**WHAT THE TASK ASKS**
I'd like the entries reproduced exactly, with all pictures omitted.

**Web page and app entries**
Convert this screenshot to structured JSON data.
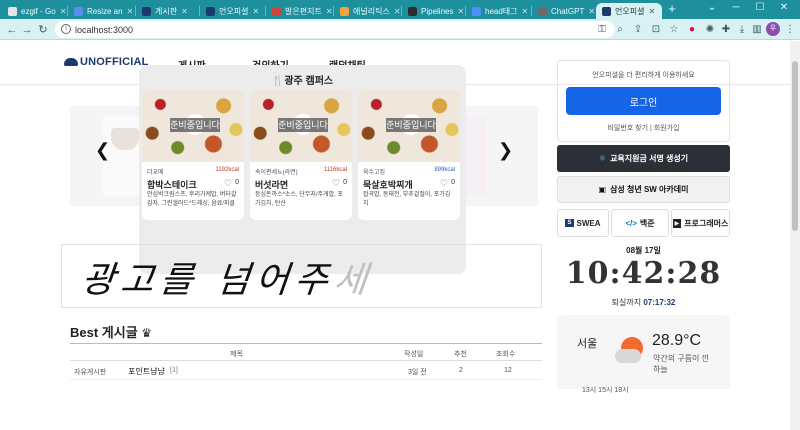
{
  "browser": {
    "tabs": [
      {
        "label": "ezgif - Go",
        "color": "#e5e5e5"
      },
      {
        "label": "Resize an",
        "color": "#5b8def"
      },
      {
        "label": "게시판",
        "color": "#1d3a6e"
      },
      {
        "label": "언오피셜",
        "color": "#1d3a6e"
      },
      {
        "label": "발은편지트",
        "color": "#c94a3a"
      },
      {
        "label": "애널리틱스",
        "color": "#f2a33a"
      },
      {
        "label": "Pipelines",
        "color": "#2f2f2f"
      },
      {
        "label": "head태그",
        "color": "#4f8ef7"
      },
      {
        "label": "ChatGPT",
        "color": "#6b6b6b"
      },
      {
        "label": "언오피셜",
        "color": "#1d3a6e"
      }
    ],
    "active_tab": 9,
    "url": "localhost:3000",
    "profile_initial": "우"
  },
  "site": {
    "logo": "UNOFFICIAL",
    "nav": [
      "게시판",
      "건의하기",
      "랜덤채팅"
    ]
  },
  "menu": {
    "title": "광주 캠퍼스",
    "badge": "준비중입니다",
    "cards": [
      {
        "category": "더교메",
        "kcal": "1192kcal",
        "name": "함박스테이크",
        "likes": "0",
        "desc": "안심박크림스프, 후리가케밥, 버터갈감자, 그린샐러드*드레싱, 음료/피클"
      },
      {
        "category": "속이편세뇨(라면)",
        "kcal": "1116kcal",
        "name": "버섯라면",
        "likes": "0",
        "desc": "등심돈까스*소스, 단무지/주개밥, 포기김치, 탄산"
      },
      {
        "category": "육수고집",
        "kcal": "899kcal",
        "name": "묵살호박찌개",
        "likes": "0",
        "desc": "잡곡밥, 동태전, 부추겉절이, 포기김치"
      }
    ]
  },
  "marquee": {
    "text": "광고를 넘어주",
    "fade": "세"
  },
  "best": {
    "title": "Best 게시글",
    "headers": [
      "제목",
      "작성일",
      "추천",
      "조회수"
    ],
    "rows": [
      {
        "board": "자유게시판",
        "title": "포인트냠냠",
        "comments": "[1]",
        "date": "3일 전",
        "likes": "2",
        "views": "12"
      }
    ]
  },
  "login": {
    "lead": "언오피셜을 더 편리하게 이용하세요",
    "button": "로그인",
    "links": "비밀번호 찾기 | 회원가입"
  },
  "buttons": {
    "sign": "교육지원금 서명 생성기",
    "ssafy": "삼성 청년 SW 아카데미",
    "swea": "SWEA",
    "baekjoon": "백준",
    "programmers": "프로그래머스"
  },
  "clock": {
    "date": "08월 17일",
    "time": "10:42:28",
    "remain_label": "퇴실까지",
    "remain_time": "07:17:32"
  },
  "weather": {
    "city": "서울",
    "temp": "28.9°C",
    "desc": "약간의 구름이 낀 하늘",
    "hours": "13시          15시          18시"
  }
}
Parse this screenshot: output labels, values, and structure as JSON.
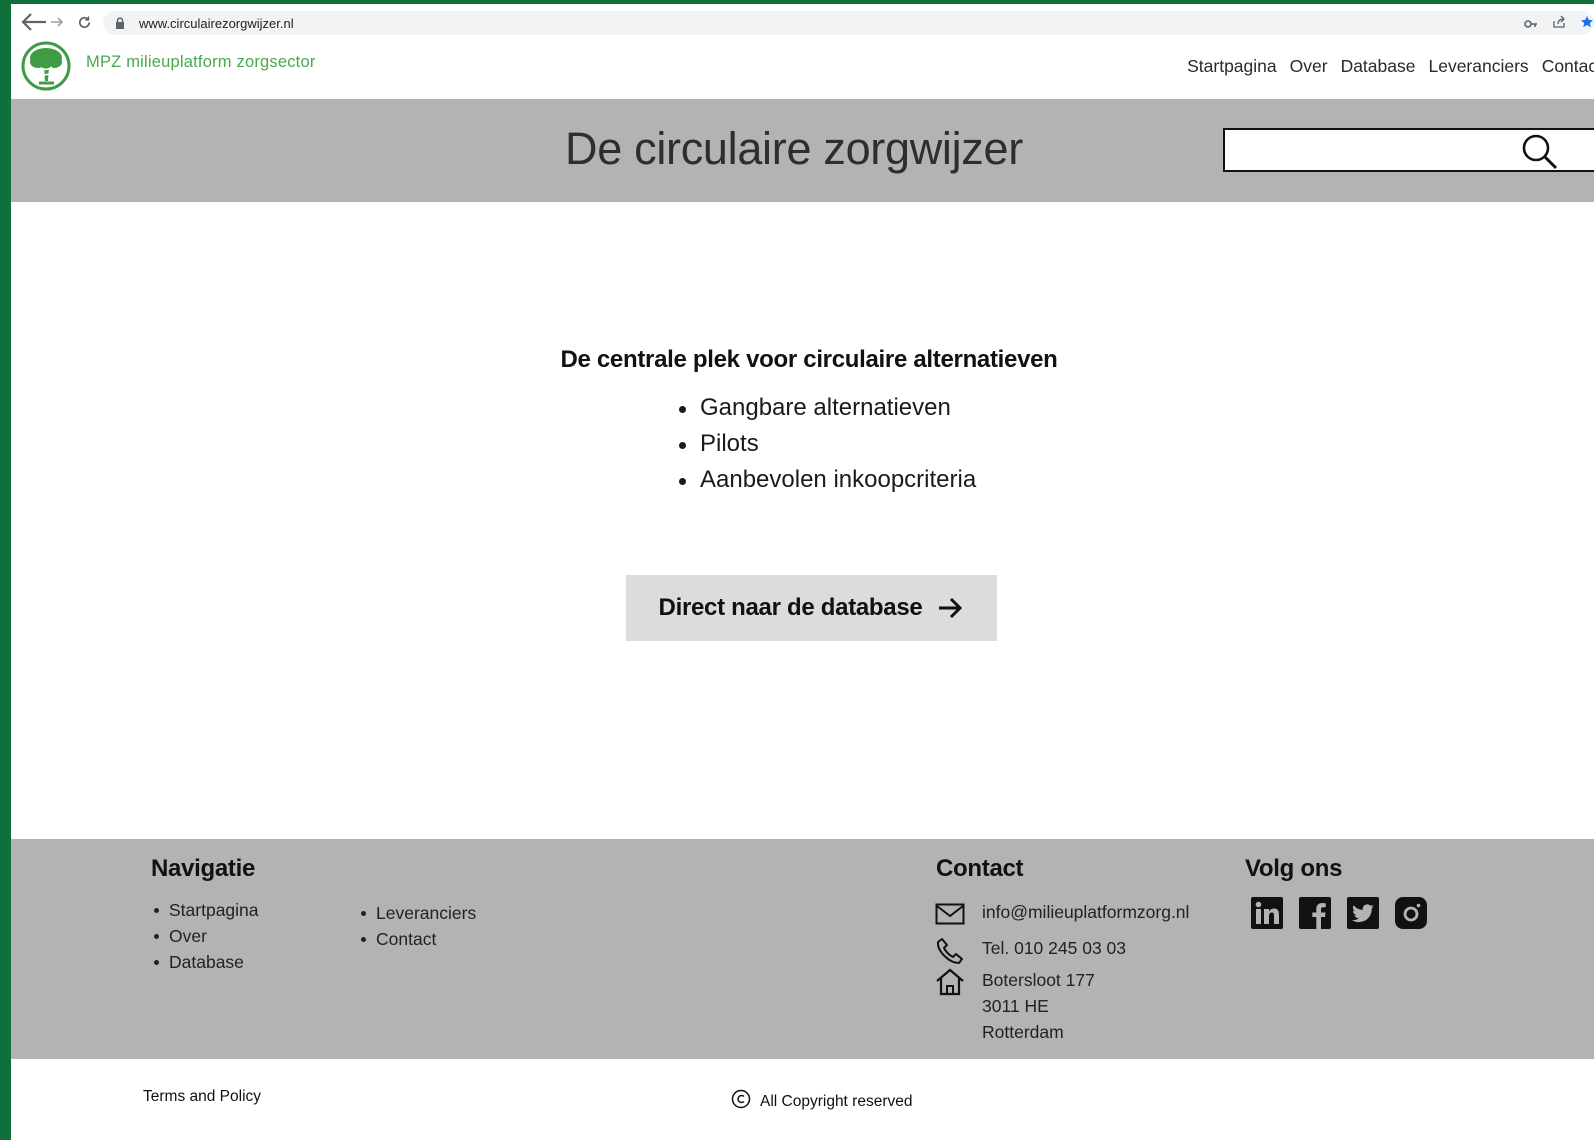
{
  "browser": {
    "url": "www.circulairezorgwijzer.nl",
    "icons": [
      "back-icon",
      "forward-icon",
      "reload-icon",
      "lock-icon",
      "key-icon",
      "share-icon",
      "bookmark-star-icon"
    ]
  },
  "header": {
    "brand": "MPZ milieuplatform zorgsector",
    "nav": [
      "Startpagina",
      "Over",
      "Database",
      "Leveranciers",
      "Contact"
    ]
  },
  "hero": {
    "title": "De circulaire zorgwijzer",
    "search_value": "",
    "search_placeholder": ""
  },
  "main": {
    "heading": "De centrale plek voor circulaire alternatieven",
    "features": [
      "Gangbare alternatieven",
      "Pilots",
      "Aanbevolen inkoopcriteria"
    ],
    "cta_label": "Direct naar de database"
  },
  "footer": {
    "nav_heading": "Navigatie",
    "nav_col1": [
      "Startpagina",
      "Over",
      "Database"
    ],
    "nav_col2": [
      "Leveranciers",
      "Contact"
    ],
    "contact_heading": "Contact",
    "email": "info@milieuplatformzorg.nl",
    "phone": "Tel. 010 245 03 03",
    "address": [
      "Botersloot 177",
      "3011 HE",
      "Rotterdam"
    ],
    "follow_heading": "Volg ons",
    "social": [
      "linkedin-icon",
      "facebook-icon",
      "twitter-icon",
      "instagram-icon"
    ]
  },
  "bottom": {
    "terms": "Terms and Policy",
    "copyright": "All Copyright reserved"
  },
  "colors": {
    "frame": "#11703a",
    "brand_green": "#4aa84e",
    "band_gray": "#b3b3b3",
    "button_gray": "#dcdcdc"
  }
}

**RESULT**
Convert this screenshot to structured JSON data.
{
  "browser": {
    "tabs": [
      {
        "label": "ezgif - Go",
        "color": "#e5e5e5"
      },
      {
        "label": "Resize an",
        "color": "#5b8def"
      },
      {
        "label": "게시판",
        "color": "#1d3a6e"
      },
      {
        "label": "언오피셜",
        "color": "#1d3a6e"
      },
      {
        "label": "발은편지트",
        "color": "#c94a3a"
      },
      {
        "label": "애널리틱스",
        "color": "#f2a33a"
      },
      {
        "label": "Pipelines",
        "color": "#2f2f2f"
      },
      {
        "label": "head태그",
        "color": "#4f8ef7"
      },
      {
        "label": "ChatGPT",
        "color": "#6b6b6b"
      },
      {
        "label": "언오피셜",
        "color": "#1d3a6e"
      }
    ],
    "active_tab": 9,
    "url": "localhost:3000",
    "profile_initial": "우"
  },
  "site": {
    "logo": "UNOFFICIAL",
    "nav": [
      "게시판",
      "건의하기",
      "랜덤채팅"
    ]
  },
  "menu": {
    "title": "광주 캠퍼스",
    "badge": "준비중입니다",
    "cards": [
      {
        "category": "더교메",
        "kcal": "1192kcal",
        "name": "함박스테이크",
        "likes": "0",
        "desc": "안심박크림스프, 후리가케밥, 버터갈감자, 그린샐러드*드레싱, 음료/피클"
      },
      {
        "category": "속이편세뇨(라면)",
        "kcal": "1116kcal",
        "name": "버섯라면",
        "likes": "0",
        "desc": "등심돈까스*소스, 단무지/주개밥, 포기김치, 탄산"
      },
      {
        "category": "육수고집",
        "kcal": "899kcal",
        "name": "묵살호박찌개",
        "likes": "0",
        "desc": "잡곡밥, 동태전, 부추겉절이, 포기김치"
      }
    ]
  },
  "marquee": {
    "text": "광고를 넘어주",
    "fade": "세"
  },
  "best": {
    "title": "Best 게시글",
    "headers": [
      "제목",
      "작성일",
      "추천",
      "조회수"
    ],
    "rows": [
      {
        "board": "자유게시판",
        "title": "포인트냠냠",
        "comments": "[1]",
        "date": "3일 전",
        "likes": "2",
        "views": "12"
      }
    ]
  },
  "login": {
    "lead": "언오피셜을 더 편리하게 이용하세요",
    "button": "로그인",
    "links": "비밀번호 찾기 | 회원가입"
  },
  "buttons": {
    "sign": "교육지원금 서명 생성기",
    "ssafy": "삼성 청년 SW 아카데미",
    "swea": "SWEA",
    "baekjoon": "백준",
    "programmers": "프로그래머스"
  },
  "clock": {
    "date": "08월 17일",
    "time": "10:42:28",
    "remain_label": "퇴실까지",
    "remain_time": "07:17:32"
  },
  "weather": {
    "city": "서울",
    "temp": "28.9°C",
    "desc": "약간의 구름이 낀 하늘",
    "hours": "13시          15시          18시"
  }
}
Parse this screenshot: output labels, values, and structure as JSON.
{
  "browser": {
    "url": "www.circulairezorgwijzer.nl",
    "icons": [
      "back-icon",
      "forward-icon",
      "reload-icon",
      "lock-icon",
      "key-icon",
      "share-icon",
      "bookmark-star-icon"
    ]
  },
  "header": {
    "brand": "MPZ milieuplatform zorgsector",
    "nav": [
      "Startpagina",
      "Over",
      "Database",
      "Leveranciers",
      "Contact"
    ]
  },
  "hero": {
    "title": "De circulaire zorgwijzer",
    "search_value": "",
    "search_placeholder": ""
  },
  "main": {
    "heading": "De centrale plek voor circulaire alternatieven",
    "features": [
      "Gangbare alternatieven",
      "Pilots",
      "Aanbevolen inkoopcriteria"
    ],
    "cta_label": "Direct naar de database"
  },
  "footer": {
    "nav_heading": "Navigatie",
    "nav_col1": [
      "Startpagina",
      "Over",
      "Database"
    ],
    "nav_col2": [
      "Leveranciers",
      "Contact"
    ],
    "contact_heading": "Contact",
    "email": "info@milieuplatformzorg.nl",
    "phone": "Tel. 010 245 03 03",
    "address": [
      "Botersloot 177",
      "3011 HE",
      "Rotterdam"
    ],
    "follow_heading": "Volg ons",
    "social": [
      "linkedin-icon",
      "facebook-icon",
      "twitter-icon",
      "instagram-icon"
    ]
  },
  "bottom": {
    "terms": "Terms and Policy",
    "copyright": "All Copyright reserved"
  },
  "colors": {
    "frame": "#11703a",
    "brand_green": "#4aa84e",
    "band_gray": "#b3b3b3",
    "button_gray": "#dcdcdc"
  }
}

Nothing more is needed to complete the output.